      The Main Idea
      Analytical Framework
    • Bounded Rationality – No one knows for sure what the appropriate savings rate is. The different options and instruments can be overwhelming and confusing.
      Those without economics training may not fully appreciatethe time value of money or the fundamental tradeoff between present and future consumption.
      Hyperbolic Discounting – People tend to irrationally discount the future, leading to overconsumption and undersaving in the present, as well as procrastination.
      I’ll start saving more… tomorrow, when I get a raise, etc.
      Behavioral Economic Explanations for Undersaving
    • Loss Aversion – People tend to weigh losses far more heavily than equivalent gains. Increased savings comes at the cost of decreased disposable income and current consumption. This can be perceived as a loss, when it’s really just an intertemporal tradeoff
      Amplified by hyperbolic discounting – The benefits or saving for a vague and distant future are severely undervalued, given the cut to spending money that you have to live with now.
      Status Quo Bias – There is a strong tendency towards inertia. People infrequently change habits and behaviors, even when it may be in their best interest to do so.
      Behavioral Economic Explanations for Undersaving
    • Using predetermined deposit transfer rates and investments absolves consumers from having to make the potentially confusing decisions of how and how much to save.
      Also ensures people will save enough, regardless of behavioral biases and irrationally present-minded preferences.
      With enrollment by default and automatic savings transfers, procrastination becomes irrelevant and saving becomes the new status quo.
      Discontinuing participation in the plan would require an active opt-out.
      Why Checking Savings Will Work
      Analytical Framework
    • Having a preset transfer rate that gradually increases over time will help ease people into saving by mitigating the loss aversion.
      Starting at 10% would feel like a huge loss.
      Rewards will incentivize and reinforce savings behavior.

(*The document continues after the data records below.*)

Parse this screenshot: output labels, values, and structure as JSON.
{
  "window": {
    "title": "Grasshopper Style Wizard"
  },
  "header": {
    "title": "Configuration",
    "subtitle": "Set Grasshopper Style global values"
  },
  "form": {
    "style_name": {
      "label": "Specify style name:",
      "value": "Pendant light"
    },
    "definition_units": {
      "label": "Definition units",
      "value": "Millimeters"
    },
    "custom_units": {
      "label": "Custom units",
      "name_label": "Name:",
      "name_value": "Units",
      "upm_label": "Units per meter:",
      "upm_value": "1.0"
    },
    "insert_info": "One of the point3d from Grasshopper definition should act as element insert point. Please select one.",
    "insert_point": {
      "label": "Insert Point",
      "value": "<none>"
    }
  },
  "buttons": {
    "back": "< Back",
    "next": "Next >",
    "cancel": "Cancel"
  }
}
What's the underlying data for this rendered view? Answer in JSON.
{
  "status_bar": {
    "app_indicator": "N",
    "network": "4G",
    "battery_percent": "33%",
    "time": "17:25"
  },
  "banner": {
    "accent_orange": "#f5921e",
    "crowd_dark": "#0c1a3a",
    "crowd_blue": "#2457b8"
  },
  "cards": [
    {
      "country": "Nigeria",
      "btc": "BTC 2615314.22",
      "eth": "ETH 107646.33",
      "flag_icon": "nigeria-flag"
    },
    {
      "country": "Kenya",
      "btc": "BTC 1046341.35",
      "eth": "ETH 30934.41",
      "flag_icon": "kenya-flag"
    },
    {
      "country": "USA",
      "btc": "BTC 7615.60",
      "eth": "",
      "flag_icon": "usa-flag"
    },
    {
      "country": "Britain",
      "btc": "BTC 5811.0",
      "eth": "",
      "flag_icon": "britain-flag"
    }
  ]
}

Offering a variety of bonuses would make the program fun and help expand its appeal across demographics.
      Penalties will serve to force participants to think carefully about withdrawals, and in doing so encourage fiscal responsibility.
      Why Checking Savings Will Work
    • Personal Saving Rate. Last Updated 11/1/2010.
      http://research.stlouisfed.org/fred2/data/PSAVERT.txt
      This program draws heavily on the ideas and body of research discussed in Richard Thaler and ShlomoBenartzi’s 2004 Journal of Political Economy article “Save More Tomorrow: Using Behavioral Economics to Increase Employee Saving.”
      Thaler, Richard H. and Benartzi, Shlomo. “Save More Tomorrow: Using Behavioral Economics to Increase Employee Saving.” Journal of Political Economy. 2004, vol. 112, no. 1, pt. 2.
      Notes and Sources